United Nations Educational, Scientific and Cultural Organization (UNESCO), on Wednesday, included Maldives' Addu Atoll and Fuvahmulah in their list of biosphere reserves.
Prior to this, the only UNESCO biosphere reserve in Maldives was Baa Atoll, rich in biodiversity and one of the spots in the world where Manta Rays gather in large numbers, designated as such in 2011.
Biosphere reserves described as "learning places for sustainable development", promote solutions reconciling the conversation of biodiversity with its sustainable use.
President Ibrahim Mohamed Solih nominated Addu and Fuvahmulah as UNESCO biosphere reserves in September 2019, to ensure environmental protection, including the preservation of natural marine life, as well as guaranteeing that the areas are utilised in a sustainable manner.
In order to designate both these geographical atolls as biosphere reserves, the state granted protected status to four eco-rich sites in Addu, including 'Kudakandu' area in Addu's lagoon, 'Maakilhi' and 'Fehele kilhi' in Hithadhoo, 'Maafishi Kilhi' (Keyvakaa Gon’do) in Hulhudhoo and 'Mathi kilhi' at the intersection of Hulhudhoo and Meedhoo.
President Ibrahim Mohamed Solih's administration earlier declared 11 areas from Haa Alif, Haa Dhaalu, Shaviyani and Noonu Atoll in addition to ‘Farikede Faru,’ a marine site in Fuvahmulah City, as protected sites under Section 4 of the Environmental Protection and Preservation Act of Maldives (Act No: 4/93), in accordance with the administration’s strategic action plan.

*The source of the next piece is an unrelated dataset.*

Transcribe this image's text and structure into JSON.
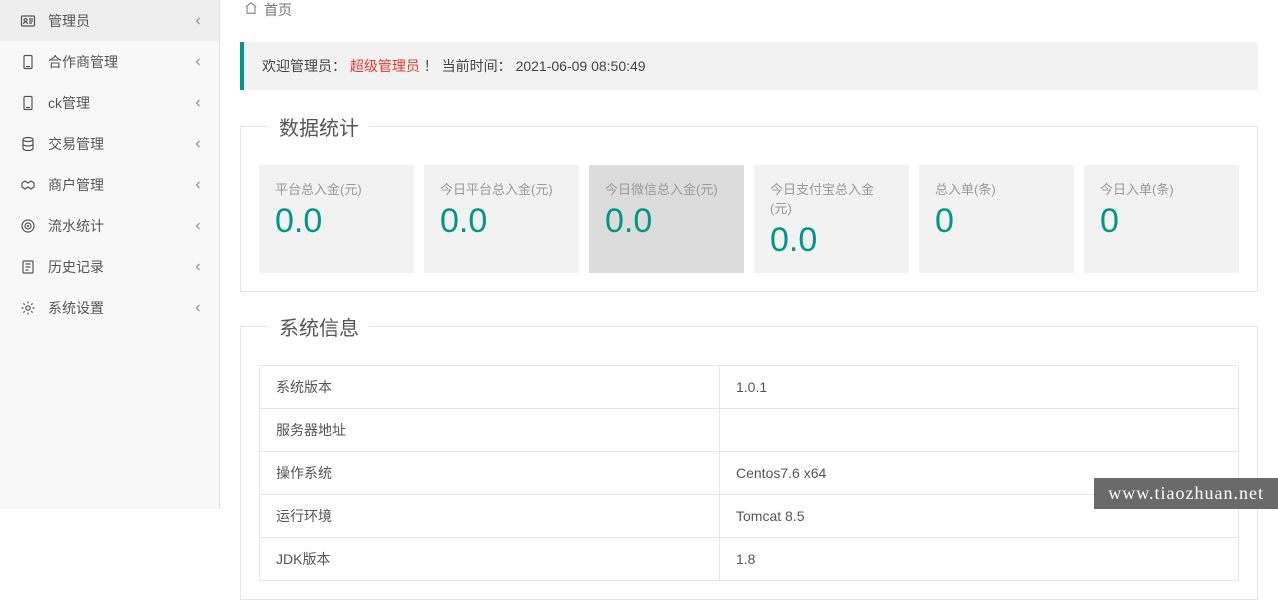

Designating at least one island, one reef and one mangrove, in each atoll, as a protected area is one of President Solih’s pledges.